There was a question about lighting below a deck on the Greenbuilding list. The question was about using polycarbonate as a decking material. It might have the strength, but I would be concerned about the slip-resistance of it as a walking surface.

But another alternative that occurred to me is a deck prism I got some years ago. Before there was electric lighting on ships, this was a way of bringing light belowdecks without using lamps (wooden ships plus fire – bad).

The prism is just a chunk of solid glass. To use it as a light, it would be set flat-side up into the deck surface, with the pointed prism end protruding through the ceiling. Light striking the top passes through the glass and is scattered throughout the space below by the six facets of the prism. The one I have is 4″ across, and has a lip on the base that would let it be set through a deck opening (1-1/2″ thick) and held in place while being flush with the deck surface.

For a contemporary wood deck, I’m sure it wouldn’t be hard to fabricate a frame of some sort to hold the prism in place at the right depth so that the top would be even with the deck. I’d cut half-hexagon notches in two adjacent deck boards, rather than trying to cut a hexagonal hole in a single board.

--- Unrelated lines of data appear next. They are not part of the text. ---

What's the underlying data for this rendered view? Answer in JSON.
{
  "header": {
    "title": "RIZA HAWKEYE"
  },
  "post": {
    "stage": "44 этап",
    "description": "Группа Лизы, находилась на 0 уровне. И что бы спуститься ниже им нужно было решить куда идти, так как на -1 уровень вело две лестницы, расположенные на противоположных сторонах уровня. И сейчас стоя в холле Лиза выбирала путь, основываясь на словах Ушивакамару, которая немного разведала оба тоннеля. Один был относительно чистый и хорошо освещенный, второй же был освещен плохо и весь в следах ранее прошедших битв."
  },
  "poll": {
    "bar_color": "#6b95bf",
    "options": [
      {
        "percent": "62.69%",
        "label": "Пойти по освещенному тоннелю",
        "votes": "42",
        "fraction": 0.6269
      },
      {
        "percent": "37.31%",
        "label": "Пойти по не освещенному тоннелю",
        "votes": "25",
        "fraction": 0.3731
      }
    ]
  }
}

Amazon carries a version of deck prism that looks very much like the one I have for only $15. I’ve had the one I have for more than a decade, but it’s only been a desk ornament for me. I have always wanted to put it to actual use. This could be an interesting use for it.